**Task item:** The expected answer is a copy of every line in the listing that has the word "Tabela".

**Material for this exercise:**
Start of Block

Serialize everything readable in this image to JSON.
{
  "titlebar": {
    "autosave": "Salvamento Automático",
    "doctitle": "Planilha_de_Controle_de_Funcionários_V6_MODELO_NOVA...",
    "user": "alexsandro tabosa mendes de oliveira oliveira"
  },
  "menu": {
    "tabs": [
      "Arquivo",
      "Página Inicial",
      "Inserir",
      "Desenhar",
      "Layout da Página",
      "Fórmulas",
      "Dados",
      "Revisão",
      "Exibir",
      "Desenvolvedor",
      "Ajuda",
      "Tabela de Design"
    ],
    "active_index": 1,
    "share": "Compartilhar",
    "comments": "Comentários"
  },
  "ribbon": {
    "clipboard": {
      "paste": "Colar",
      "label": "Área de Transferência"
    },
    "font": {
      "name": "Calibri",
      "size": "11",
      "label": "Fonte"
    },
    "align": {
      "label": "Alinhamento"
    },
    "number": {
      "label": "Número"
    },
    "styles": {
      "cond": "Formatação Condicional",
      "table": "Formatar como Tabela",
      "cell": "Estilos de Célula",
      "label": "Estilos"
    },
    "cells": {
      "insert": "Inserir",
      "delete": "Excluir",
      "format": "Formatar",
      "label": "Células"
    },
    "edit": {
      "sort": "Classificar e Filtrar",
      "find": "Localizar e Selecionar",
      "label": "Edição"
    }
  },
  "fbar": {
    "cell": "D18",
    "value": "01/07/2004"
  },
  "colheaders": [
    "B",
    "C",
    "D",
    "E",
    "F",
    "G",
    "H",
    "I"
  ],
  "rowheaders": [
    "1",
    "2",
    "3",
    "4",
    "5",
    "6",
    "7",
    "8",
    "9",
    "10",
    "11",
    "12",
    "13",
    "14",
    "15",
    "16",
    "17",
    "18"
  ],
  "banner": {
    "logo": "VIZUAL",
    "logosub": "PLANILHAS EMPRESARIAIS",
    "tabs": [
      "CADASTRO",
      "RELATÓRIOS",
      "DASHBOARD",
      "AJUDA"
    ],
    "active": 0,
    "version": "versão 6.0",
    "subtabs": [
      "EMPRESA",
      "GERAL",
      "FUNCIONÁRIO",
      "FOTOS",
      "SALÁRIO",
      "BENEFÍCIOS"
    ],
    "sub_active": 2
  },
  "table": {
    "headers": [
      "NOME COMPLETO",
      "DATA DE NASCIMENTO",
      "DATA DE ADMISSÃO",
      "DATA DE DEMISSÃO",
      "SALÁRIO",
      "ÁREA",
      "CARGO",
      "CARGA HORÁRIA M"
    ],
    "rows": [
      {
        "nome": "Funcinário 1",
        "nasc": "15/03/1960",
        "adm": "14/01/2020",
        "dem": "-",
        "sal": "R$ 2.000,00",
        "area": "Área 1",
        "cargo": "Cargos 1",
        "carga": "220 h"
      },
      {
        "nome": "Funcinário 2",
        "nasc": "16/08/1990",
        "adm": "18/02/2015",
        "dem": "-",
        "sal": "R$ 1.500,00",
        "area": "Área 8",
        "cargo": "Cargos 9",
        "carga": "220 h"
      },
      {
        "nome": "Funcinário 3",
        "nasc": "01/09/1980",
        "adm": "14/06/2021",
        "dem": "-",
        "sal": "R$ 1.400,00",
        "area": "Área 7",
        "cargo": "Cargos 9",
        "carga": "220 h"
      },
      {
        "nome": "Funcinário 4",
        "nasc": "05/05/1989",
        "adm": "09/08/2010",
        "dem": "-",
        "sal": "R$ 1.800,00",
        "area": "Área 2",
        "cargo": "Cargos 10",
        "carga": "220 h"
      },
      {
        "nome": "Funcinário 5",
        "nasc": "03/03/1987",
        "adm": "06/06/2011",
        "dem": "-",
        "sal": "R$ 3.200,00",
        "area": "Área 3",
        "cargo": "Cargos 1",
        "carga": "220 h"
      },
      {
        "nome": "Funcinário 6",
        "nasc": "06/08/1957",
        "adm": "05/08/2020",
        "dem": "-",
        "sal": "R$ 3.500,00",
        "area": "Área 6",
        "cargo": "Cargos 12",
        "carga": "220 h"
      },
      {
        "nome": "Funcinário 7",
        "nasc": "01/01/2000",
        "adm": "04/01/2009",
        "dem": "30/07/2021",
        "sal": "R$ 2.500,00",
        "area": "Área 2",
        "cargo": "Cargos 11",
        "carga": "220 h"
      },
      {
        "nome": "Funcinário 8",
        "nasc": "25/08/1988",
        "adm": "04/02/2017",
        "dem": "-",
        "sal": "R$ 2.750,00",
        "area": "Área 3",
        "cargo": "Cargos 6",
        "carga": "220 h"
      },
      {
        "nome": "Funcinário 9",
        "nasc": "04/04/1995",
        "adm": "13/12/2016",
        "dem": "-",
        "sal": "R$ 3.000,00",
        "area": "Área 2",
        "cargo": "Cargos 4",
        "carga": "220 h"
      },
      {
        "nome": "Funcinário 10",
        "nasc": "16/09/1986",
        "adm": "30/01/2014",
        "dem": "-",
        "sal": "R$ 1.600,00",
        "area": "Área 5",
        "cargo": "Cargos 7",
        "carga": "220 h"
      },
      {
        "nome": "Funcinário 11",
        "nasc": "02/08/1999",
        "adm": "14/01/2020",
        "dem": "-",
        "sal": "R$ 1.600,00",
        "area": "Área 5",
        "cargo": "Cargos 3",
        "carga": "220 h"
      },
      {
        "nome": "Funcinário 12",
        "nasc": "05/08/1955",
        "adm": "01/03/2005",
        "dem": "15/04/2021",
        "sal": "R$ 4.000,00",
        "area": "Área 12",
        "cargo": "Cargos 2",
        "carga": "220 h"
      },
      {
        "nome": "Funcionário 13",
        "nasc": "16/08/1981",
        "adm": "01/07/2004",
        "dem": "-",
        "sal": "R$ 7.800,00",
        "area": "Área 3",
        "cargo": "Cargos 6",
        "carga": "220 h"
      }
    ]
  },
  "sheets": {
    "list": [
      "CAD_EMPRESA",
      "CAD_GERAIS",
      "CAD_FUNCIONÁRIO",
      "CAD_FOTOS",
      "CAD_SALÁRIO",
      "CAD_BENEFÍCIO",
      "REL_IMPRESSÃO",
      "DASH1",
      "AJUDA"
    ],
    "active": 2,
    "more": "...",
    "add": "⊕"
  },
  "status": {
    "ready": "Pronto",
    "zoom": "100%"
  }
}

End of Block

**Reply to the task:**
      "Tabela de Design"
      "table": "Formatar como Tabela",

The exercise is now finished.